The uncanny connection between Arthur Conan Doyle and Goessel, Kansas
It's no wonder that truth is stranger than fiction. Fiction has to make sense. (Mark Twain)
And what I’m about to tell you is strange and utterly true.
I’m a historical science fiction author. While I write fiction, I fit a lot of history into my timeline. Doing so can be precarious. When you’re writing about real things, anything can happen.
This week I was researching Arthur Conan Doyle, author of many books but perhaps most famously known for Sherlock Holmes. He might cringe at that. He did not wish to write as many stories of the beloved detective as exist. The demand was so great that he kept writing until at last, he killed the detective to stop the demand once and for all. Readers reacted by wearing black mourning bands as if Holmes were real.
Conan Doyle missed the fan uproar over the death of his character because he was in America doing a lecture tour. The year was 1894.
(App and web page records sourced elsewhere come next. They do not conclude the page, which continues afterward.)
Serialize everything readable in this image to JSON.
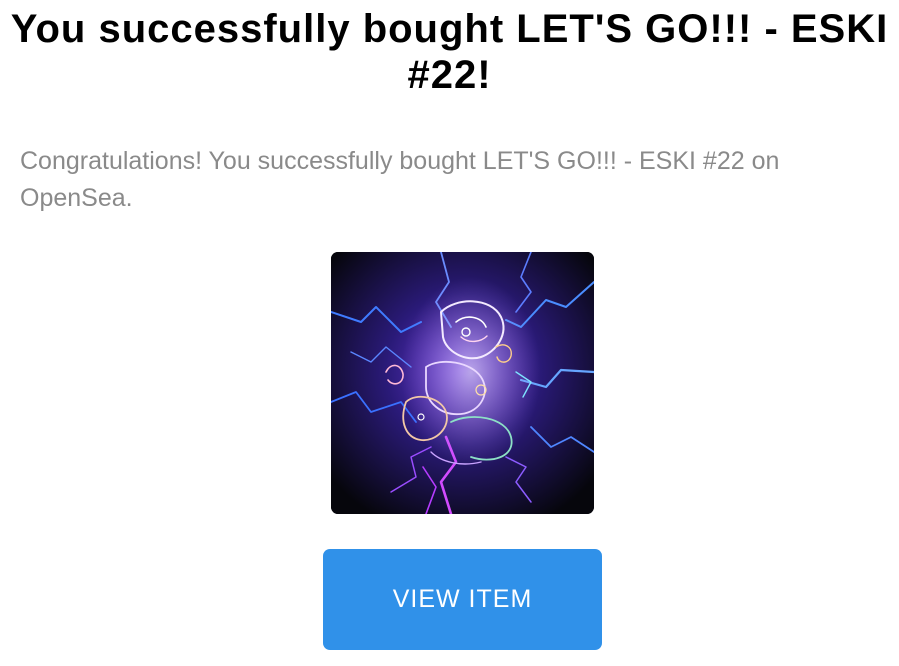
{
  "purchase": {
    "title": "You successfully bought LET'S GO!!! - ESKI #22!",
    "message": "Congratulations! You successfully bought LET'S GO!!! - ESKI #22 on OpenSea.",
    "image_alt": "LET'S GO!!! - ESKI #22",
    "button_label": "VIEW ITEM"
  },
  "colors": {
    "button_bg": "#3091e9",
    "message_text": "#8a8a8a",
    "title_text": "#000000"
  }
}
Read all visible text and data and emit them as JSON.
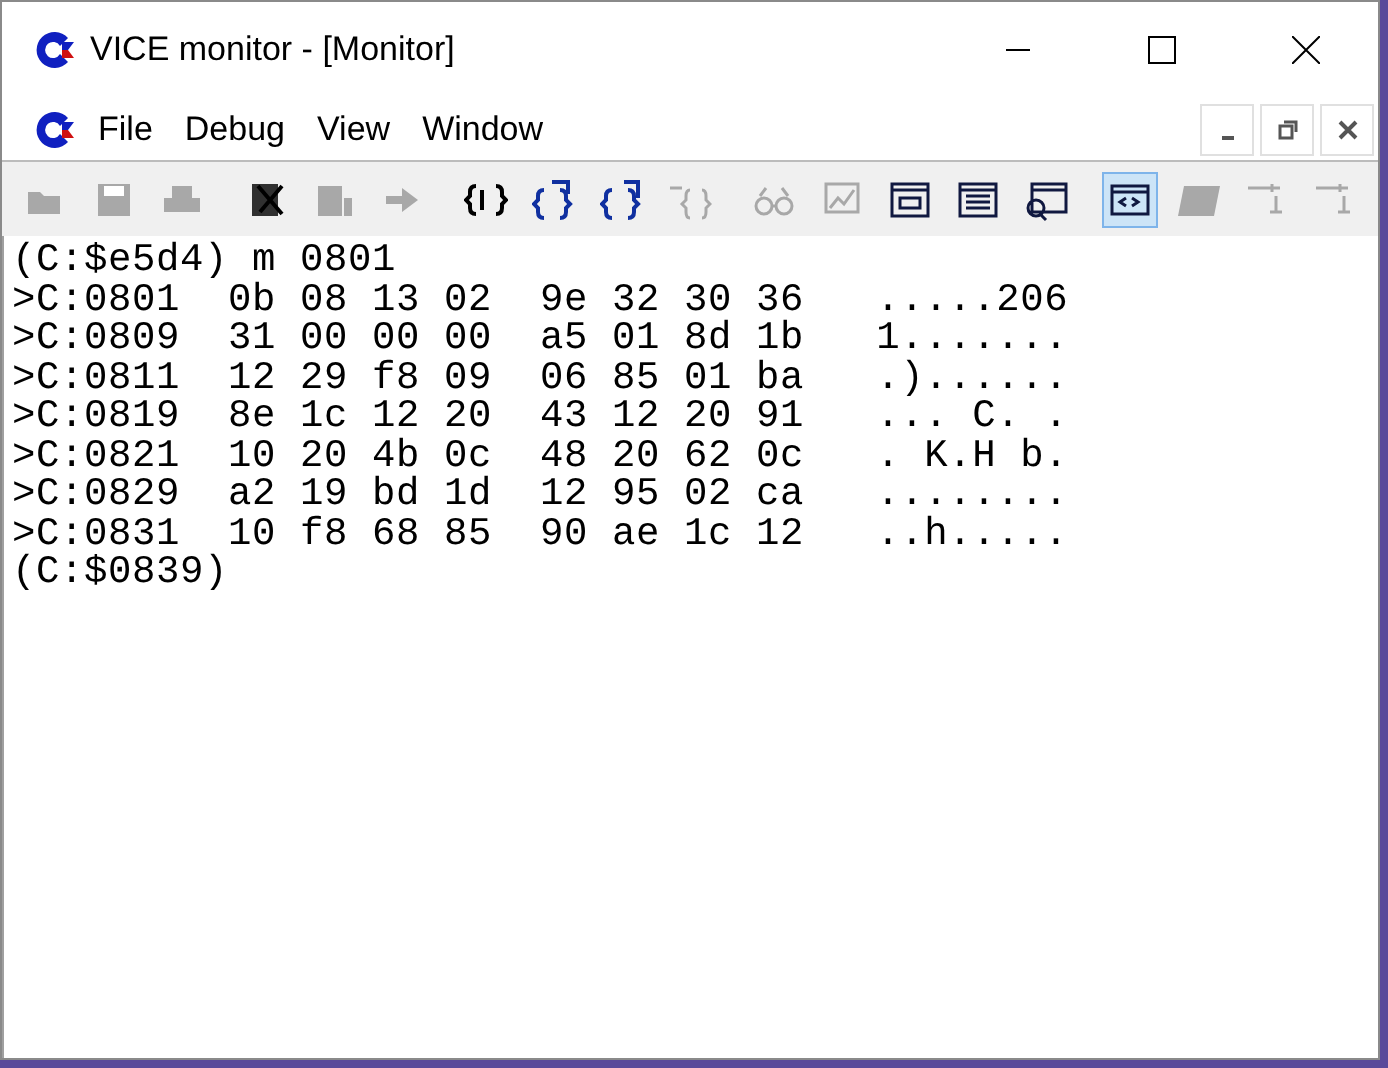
{
  "window": {
    "title": "VICE monitor - [Monitor]"
  },
  "menu": [
    "File",
    "Debug",
    "View",
    "Window"
  ],
  "toolbar": [
    {
      "disabled": true,
      "selected": false
    },
    {
      "disabled": true,
      "selected": false
    },
    {
      "disabled": true,
      "selected": false
    },
    {
      "disabled": false,
      "selected": false
    },
    {
      "disabled": true,
      "selected": false
    },
    {
      "disabled": true,
      "selected": false
    },
    {
      "disabled": false,
      "selected": false
    },
    {
      "disabled": false,
      "selected": false
    },
    {
      "disabled": false,
      "selected": false
    },
    {
      "disabled": true,
      "selected": false
    },
    {
      "disabled": true,
      "selected": false
    },
    {
      "disabled": true,
      "selected": false
    },
    {
      "disabled": false,
      "selected": false
    },
    {
      "disabled": false,
      "selected": false
    },
    {
      "disabled": false,
      "selected": false
    },
    {
      "disabled": false,
      "selected": true
    },
    {
      "disabled": true,
      "selected": false
    },
    {
      "disabled": true,
      "selected": false
    },
    {
      "disabled": true,
      "selected": false
    }
  ],
  "console_lines": [
    "(C:$e5d4) m 0801",
    ">C:0801  0b 08 13 02  9e 32 30 36   .....206",
    ">C:0809  31 00 00 00  a5 01 8d 1b   1.......",
    ">C:0811  12 29 f8 09  06 85 01 ba   .)......",
    ">C:0819  8e 1c 12 20  43 12 20 91   ... C. .",
    ">C:0821  10 20 4b 0c  48 20 62 0c   . K.H b.",
    ">C:0829  a2 19 bd 1d  12 95 02 ca   ........",
    ">C:0831  10 f8 68 85  90 ae 1c 12   ..h.....",
    "(C:$0839)"
  ]
}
Seems pretty straight forward, right? Not from where I’m sitting.
You see, Conan Doyle sailed to the United States on the steamship the Elbe, the captain of which was Captain Kurt von Goessel. Von Goessel was my grandmother’s first cousin and is well-known for his heroic acts in transporting German immigrants to America. The Elbe was struck in a tragic accident a by another ship and sank. Von Goessel is known for going down with his ship but not before all the immigrants were rescued.
What I did not know until recently was that it was he who transported Conan Doyle to America. During that voyage, Conan Doyle wrote a poem to von Goessel in his autograph book. As the original is lost at sea, I was delighted to find a copy of the poem:
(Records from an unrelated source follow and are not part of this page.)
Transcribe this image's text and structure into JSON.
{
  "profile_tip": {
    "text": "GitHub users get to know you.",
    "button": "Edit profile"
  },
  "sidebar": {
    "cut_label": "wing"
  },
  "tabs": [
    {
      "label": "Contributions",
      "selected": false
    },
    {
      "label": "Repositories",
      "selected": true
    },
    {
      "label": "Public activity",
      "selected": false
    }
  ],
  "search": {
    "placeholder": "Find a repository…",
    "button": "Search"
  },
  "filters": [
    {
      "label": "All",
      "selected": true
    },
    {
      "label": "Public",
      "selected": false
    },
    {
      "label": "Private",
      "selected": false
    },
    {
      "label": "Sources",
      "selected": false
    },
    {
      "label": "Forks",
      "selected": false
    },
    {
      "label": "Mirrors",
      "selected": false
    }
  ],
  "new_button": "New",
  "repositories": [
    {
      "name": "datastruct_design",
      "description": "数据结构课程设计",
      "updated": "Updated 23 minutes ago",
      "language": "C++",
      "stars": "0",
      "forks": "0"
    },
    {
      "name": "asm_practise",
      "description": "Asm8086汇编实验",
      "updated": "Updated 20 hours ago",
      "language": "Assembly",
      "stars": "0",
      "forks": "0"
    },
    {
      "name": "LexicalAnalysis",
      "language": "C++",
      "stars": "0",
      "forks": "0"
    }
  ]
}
Luck to the Elbe in every weather,
May her fortune never fail her;
Boat and master match together,
Gallant ship and gallant sailor.
Sadly, the ship, the sailor, and the album are all deep in the North Sea.
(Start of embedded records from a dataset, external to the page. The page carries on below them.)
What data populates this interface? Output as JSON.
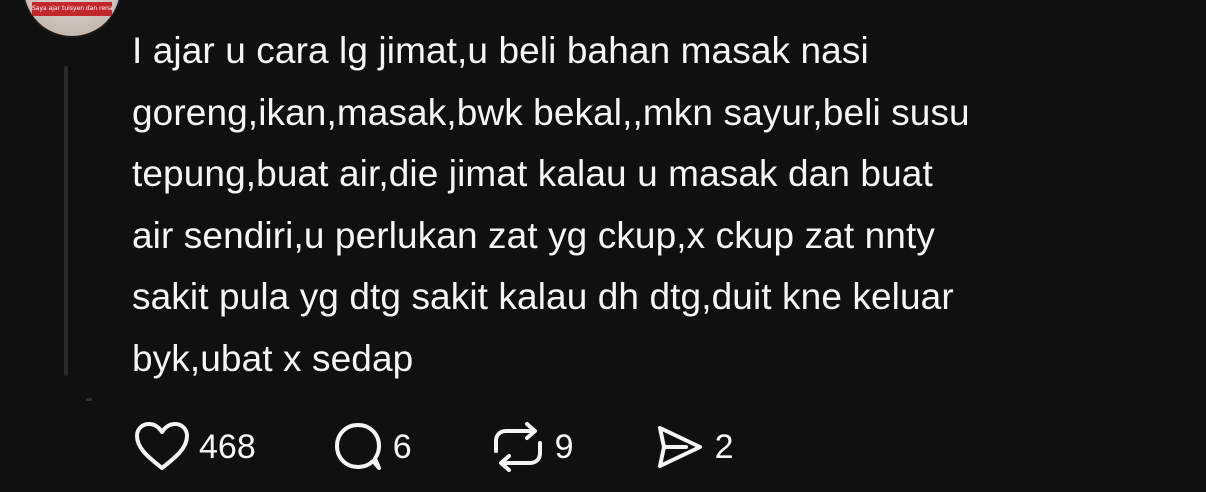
{
  "avatar": {
    "icon": "user-avatar",
    "banner_text": "Saya ajar tuisyen dan renang"
  },
  "post": {
    "lines": [
      "I ajar u cara lg jimat,u beli bahan masak nasi",
      "goreng,ikan,masak,bwk bekal,,mkn sayur,beli susu",
      "tepung,buat air,die jimat kalau u masak dan buat",
      "air sendiri,u perlukan zat yg ckup,x ckup zat nnty",
      "sakit pula yg dtg sakit kalau dh dtg,duit kne keluar",
      "byk,ubat x sedap"
    ]
  },
  "actions": {
    "like": {
      "icon": "heart-icon",
      "count": "468"
    },
    "reply": {
      "icon": "comment-icon",
      "count": "6"
    },
    "repost": {
      "icon": "repost-icon",
      "count": "9"
    },
    "share": {
      "icon": "send-icon",
      "count": "2"
    }
  },
  "colors": {
    "background": "#101010",
    "text": "#f3f5f7",
    "thread_line": "#2b2b2b"
  }
}
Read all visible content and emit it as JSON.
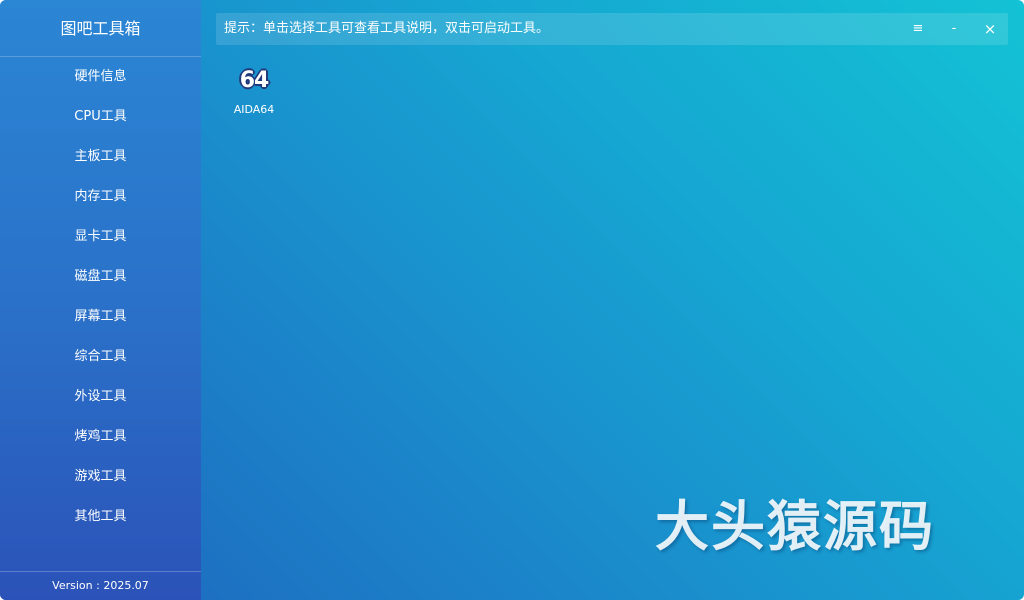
{
  "app": {
    "title": "图吧工具箱",
    "version": "Version : 2025.07"
  },
  "sidebar": {
    "items": [
      {
        "label": "硬件信息"
      },
      {
        "label": "CPU工具"
      },
      {
        "label": "主板工具"
      },
      {
        "label": "内存工具"
      },
      {
        "label": "显卡工具"
      },
      {
        "label": "磁盘工具"
      },
      {
        "label": "屏幕工具"
      },
      {
        "label": "综合工具"
      },
      {
        "label": "外设工具"
      },
      {
        "label": "烤鸡工具"
      },
      {
        "label": "游戏工具"
      },
      {
        "label": "其他工具"
      }
    ]
  },
  "hint": {
    "text": "提示：单击选择工具可查看工具说明，双击可启动工具。"
  },
  "window_controls": {
    "menu": "≡",
    "minimize": "-",
    "close": "×"
  },
  "tools": [
    {
      "icon_text": "64",
      "icon": "aida64-icon",
      "label": "AIDA64"
    }
  ],
  "watermark": "大头猿源码",
  "colors": {
    "sidebar": "#2a6fc8",
    "background_start": "#13c2d4",
    "background_end": "#1f64bd",
    "text": "#ffffff"
  }
}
But the story does not end here. While those words are lost to time and tide, here they are!
My grandmother was an orphan. It was not until the 1980s that she discovered her family and learned of this connection with the captain. In so doing, we found family in Germany and the United States. Further, there was one more surprise: There was a town in Kansas named after the good captain!
1874 saw the first wave of an immigration of German-speaking Russian Mennonite to south-central Kansas. And while it is not believed von Goessel was responsible for transporting any of these, a community in Kansas found that they required a post office in order to receive medical supplies. In order to have a post office, they needed to become a town. That required a name. Dr. Richert read the story of Captain Kurt von Goessel, and he submitted the name Goessel to the U.S. Postal Department. It was accepted on April 13, 1895.
And so this blog is about my family, Arthur Conan Doyle and the happenstance meeting with a cousin, a poem, and a town in Kansas. We all share a history that is preposterous and utterly real. You can’t make up fiction like this. Well, you could, but you’d be up all night stitching together all the pieces.
In the 1980s my grandmother had the great fortune to meet her family for the first of two occasions. Our German relatives (many of whom were her first cousins) and our American relatives descended upon the town of Goessel to enjoy their annual Threshing Days festival.
It is my pleasure to add this piece of history back into its proper place and let the words of a great man written to another great man be enjoyed by a new group of readers.
Now I have added a spoiler that there is some kind of connection with Arthur Conan Doyle—and perhaps Kansas?—to a future Jamie Poole book.
Meanwhile, don’t forget Jamie Poole Books is running a Christmas sale if you are interested in historical science fiction. Think Outlander meets Lord of the Rings. (We’re not in Kansas anymore!) If you are interested, contact us at firstname.lastname@example.org or visit these stores: